News Round Up: July 3, 2023

Top Story: Hawaii Gov. Josh Green (D) recently passed House Bill 954 (HB 954), which doubles the state EITC for five years from 20% of the federal EITC to 40%, providing $50 million in additional support for households eligible for the credit. (Hawaii Governor’s Office)

  • #ICYMI: A new piece by Tax Credits for Workers and Families (TCWF) underscores how re-expanding the federal EITC and CTC could decrease the LGBTQ+ poverty rate and make critical strides towards addressing socioeconomic disparities. (Tax Credits for Workers and Families)
  • #ICYMI: In honor of National Immigrant Heritage Month, TCWF explores how leveraging the CTC and EITC can create a financial gateway to support immigrant communities as they work to achieve the American dream. (Tax Credits for Workers and Families)
  • The Massachusetts Senate advanced an expanded state EITC and a new state Child and Dependent Care Tax Credit (CDCTC) as part of a $590 million Tax Relief bill. The proposal expands the state EITC from 30% to 40% of the federal value and merges two existing child-centered tax credits into an enhanced CDCTC valued at $310 per eligible child or dependent. (The Millbury-Sutton Chronicle)
  • New Jersey lawmakers in both chambers’ budget committees approved the expansion of the state CTC, increasing the tax credit’s value from $500 to $1,000. (New Jersey Monitor)
  • Oregon lawmakers passed House Bill 3235 (HB 3235), introducing a new, fully refundable state CTC valued at $1,000 per child 5-years-old and younger. (KGW News)
  • A slate of Democratic Congressmembers reintroduced the American Family Act, which includes legislation to reinstate the monthly child tax credit and creates a one-time $2,000 “baby bonus” for new parents. (
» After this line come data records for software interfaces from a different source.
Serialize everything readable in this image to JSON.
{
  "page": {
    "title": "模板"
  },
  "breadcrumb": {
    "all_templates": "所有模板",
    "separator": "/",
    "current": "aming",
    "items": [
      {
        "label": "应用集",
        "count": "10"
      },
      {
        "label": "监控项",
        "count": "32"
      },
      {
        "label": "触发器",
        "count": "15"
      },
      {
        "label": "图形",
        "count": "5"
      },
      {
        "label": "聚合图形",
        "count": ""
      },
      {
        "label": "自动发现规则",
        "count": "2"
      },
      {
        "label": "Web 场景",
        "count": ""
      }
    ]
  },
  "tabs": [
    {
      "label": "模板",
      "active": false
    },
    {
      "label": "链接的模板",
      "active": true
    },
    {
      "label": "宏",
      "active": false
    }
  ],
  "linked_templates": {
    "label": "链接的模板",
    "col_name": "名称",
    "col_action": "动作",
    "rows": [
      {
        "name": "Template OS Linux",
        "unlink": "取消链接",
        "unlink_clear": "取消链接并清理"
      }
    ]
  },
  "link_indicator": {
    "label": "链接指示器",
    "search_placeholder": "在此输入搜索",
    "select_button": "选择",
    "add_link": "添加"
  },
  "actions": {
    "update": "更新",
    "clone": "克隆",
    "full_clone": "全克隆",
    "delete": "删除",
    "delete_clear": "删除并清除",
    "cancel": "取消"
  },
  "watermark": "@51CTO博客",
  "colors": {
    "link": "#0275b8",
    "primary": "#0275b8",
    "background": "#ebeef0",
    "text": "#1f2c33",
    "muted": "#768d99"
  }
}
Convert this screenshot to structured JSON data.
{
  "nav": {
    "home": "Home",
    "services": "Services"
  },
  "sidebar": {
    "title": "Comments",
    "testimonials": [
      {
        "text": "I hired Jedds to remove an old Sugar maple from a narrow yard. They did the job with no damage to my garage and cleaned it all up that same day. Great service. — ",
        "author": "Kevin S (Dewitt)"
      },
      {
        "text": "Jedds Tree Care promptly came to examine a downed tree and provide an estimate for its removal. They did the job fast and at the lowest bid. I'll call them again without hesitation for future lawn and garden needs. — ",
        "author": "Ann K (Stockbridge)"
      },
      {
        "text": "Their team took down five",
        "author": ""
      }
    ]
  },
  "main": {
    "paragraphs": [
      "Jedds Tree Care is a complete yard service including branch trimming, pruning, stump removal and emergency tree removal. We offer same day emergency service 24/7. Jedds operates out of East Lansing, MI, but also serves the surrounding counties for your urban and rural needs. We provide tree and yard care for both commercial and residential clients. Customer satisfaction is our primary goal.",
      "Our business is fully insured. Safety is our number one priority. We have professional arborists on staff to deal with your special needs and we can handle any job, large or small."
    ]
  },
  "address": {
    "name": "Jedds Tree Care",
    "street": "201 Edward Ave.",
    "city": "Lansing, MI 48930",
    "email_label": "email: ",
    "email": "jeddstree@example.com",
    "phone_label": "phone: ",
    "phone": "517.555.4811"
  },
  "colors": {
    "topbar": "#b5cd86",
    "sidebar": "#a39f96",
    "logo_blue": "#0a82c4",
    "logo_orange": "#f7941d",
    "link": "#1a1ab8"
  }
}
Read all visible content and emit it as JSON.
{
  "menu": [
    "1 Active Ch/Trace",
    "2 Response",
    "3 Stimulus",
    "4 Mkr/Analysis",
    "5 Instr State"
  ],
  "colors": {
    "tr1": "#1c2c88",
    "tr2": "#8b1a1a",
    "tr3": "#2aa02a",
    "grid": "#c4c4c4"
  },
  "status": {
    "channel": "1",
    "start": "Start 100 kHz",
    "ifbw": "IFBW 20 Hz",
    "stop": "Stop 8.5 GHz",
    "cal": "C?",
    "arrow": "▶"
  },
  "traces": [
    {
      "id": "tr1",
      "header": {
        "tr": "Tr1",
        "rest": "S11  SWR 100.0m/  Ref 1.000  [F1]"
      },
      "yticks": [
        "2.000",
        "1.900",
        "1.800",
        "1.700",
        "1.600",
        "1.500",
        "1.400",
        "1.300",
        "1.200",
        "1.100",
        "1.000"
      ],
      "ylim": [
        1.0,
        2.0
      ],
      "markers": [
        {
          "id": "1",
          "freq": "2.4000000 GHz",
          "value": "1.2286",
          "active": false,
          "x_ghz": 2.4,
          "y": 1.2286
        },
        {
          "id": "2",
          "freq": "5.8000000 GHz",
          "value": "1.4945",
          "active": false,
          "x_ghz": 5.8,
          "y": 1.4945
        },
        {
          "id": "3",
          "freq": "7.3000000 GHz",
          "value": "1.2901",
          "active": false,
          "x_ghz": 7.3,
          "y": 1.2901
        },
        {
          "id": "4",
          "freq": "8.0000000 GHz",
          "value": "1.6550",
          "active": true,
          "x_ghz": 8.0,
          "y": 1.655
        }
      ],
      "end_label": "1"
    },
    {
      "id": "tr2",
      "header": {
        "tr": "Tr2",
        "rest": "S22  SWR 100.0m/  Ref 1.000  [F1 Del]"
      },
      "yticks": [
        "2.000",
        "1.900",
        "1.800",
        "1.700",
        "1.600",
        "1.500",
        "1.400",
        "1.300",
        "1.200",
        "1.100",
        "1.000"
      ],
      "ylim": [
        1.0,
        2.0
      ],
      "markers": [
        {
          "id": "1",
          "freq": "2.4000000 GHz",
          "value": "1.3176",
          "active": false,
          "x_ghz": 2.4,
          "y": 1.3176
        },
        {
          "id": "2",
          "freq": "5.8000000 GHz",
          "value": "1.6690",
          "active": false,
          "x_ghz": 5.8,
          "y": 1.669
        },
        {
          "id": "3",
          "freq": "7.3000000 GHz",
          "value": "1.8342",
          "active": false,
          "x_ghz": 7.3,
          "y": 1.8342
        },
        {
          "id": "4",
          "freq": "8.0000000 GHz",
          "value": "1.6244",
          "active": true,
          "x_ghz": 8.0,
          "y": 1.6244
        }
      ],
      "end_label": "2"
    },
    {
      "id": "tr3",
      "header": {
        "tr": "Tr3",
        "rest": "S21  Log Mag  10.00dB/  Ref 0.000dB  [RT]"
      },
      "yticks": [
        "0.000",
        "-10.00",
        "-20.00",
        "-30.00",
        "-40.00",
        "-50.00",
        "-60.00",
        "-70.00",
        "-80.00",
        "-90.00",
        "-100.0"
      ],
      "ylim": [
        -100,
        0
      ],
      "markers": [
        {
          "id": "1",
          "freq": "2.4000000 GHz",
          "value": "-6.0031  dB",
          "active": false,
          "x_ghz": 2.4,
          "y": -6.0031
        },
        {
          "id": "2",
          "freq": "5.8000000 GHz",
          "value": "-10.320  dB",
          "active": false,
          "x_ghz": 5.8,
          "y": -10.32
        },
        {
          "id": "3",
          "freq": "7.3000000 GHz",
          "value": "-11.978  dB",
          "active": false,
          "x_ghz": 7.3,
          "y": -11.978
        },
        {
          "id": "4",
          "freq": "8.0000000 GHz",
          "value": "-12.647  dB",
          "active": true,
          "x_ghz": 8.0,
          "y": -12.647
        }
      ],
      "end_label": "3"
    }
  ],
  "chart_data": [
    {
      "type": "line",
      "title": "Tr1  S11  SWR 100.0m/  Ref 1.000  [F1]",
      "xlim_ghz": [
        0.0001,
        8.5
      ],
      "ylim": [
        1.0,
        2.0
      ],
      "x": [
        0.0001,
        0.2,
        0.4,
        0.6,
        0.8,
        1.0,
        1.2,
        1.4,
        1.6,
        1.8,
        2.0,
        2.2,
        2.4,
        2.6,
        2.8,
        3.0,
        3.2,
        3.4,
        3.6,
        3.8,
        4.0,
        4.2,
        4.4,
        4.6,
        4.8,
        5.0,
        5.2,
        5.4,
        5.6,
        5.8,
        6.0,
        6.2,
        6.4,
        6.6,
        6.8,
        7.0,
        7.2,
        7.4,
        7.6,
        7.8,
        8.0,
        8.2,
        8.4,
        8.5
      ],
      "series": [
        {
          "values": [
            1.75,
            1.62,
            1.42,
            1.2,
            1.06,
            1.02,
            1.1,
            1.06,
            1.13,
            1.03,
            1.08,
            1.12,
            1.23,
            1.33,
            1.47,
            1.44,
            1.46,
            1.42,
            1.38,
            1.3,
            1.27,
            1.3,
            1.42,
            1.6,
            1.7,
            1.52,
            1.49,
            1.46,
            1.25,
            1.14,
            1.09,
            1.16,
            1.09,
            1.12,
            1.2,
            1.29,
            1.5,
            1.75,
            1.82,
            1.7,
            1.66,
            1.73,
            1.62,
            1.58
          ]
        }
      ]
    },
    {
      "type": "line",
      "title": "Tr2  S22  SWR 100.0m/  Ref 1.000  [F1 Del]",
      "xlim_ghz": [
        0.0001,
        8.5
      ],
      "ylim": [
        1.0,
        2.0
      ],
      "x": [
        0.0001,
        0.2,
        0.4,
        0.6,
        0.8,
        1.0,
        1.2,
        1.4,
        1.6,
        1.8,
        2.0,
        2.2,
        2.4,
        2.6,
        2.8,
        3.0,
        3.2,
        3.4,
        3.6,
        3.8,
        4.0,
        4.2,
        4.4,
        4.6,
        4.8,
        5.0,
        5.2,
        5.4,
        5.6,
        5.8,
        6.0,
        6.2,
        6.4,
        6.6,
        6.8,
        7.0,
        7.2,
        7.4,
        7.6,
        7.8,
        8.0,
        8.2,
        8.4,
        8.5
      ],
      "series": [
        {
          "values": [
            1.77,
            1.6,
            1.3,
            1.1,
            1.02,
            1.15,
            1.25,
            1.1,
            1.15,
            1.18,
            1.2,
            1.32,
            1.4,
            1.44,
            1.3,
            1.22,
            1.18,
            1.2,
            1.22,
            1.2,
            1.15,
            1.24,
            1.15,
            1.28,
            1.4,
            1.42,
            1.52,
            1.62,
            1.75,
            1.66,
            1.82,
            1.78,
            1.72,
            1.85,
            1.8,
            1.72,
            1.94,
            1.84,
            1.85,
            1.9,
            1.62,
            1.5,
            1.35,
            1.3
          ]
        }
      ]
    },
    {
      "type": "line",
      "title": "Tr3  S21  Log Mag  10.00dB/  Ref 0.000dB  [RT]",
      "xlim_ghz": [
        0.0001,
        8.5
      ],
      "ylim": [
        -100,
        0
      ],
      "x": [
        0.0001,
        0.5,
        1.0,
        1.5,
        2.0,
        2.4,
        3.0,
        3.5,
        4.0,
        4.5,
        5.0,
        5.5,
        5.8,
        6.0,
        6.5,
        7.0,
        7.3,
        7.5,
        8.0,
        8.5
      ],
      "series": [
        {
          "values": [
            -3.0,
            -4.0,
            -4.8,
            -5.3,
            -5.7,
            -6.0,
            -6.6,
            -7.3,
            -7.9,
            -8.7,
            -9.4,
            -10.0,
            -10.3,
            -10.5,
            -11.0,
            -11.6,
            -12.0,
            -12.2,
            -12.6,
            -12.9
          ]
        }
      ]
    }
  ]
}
  • As of June 28, nearly two-thirds of states (31 plus the District of Columbia and Puerto Rico) offer an EITC, with 12 states improving their EITCs. Additionally, 10 states made improvements to their CTC in 2023 alone. (Institute on Taxation and Economic Policy)
  • A study led by Stanford Medicine, UC Davis, and the University of California, San Francisco will examine the effect of guaranteed income, such as the EITC, on cancer incidence and health behaviors in impoverished communities in Northern California, with study results hoping to inform policy regarding income supplementation including whether to expand the EITC in the state. (Stanford Medicine)
  • Every week, TCWF spotlights one of several partner organizations and the remarkable work happening within their respective states. This week we highlight the Oregon Center for Public Policy and its efforts to successfully bring House Bill 3235 (HB3235), also known as the “Oregon Kids’ Credit,” to the Governor’s table. (Oregon Center for Public Policy)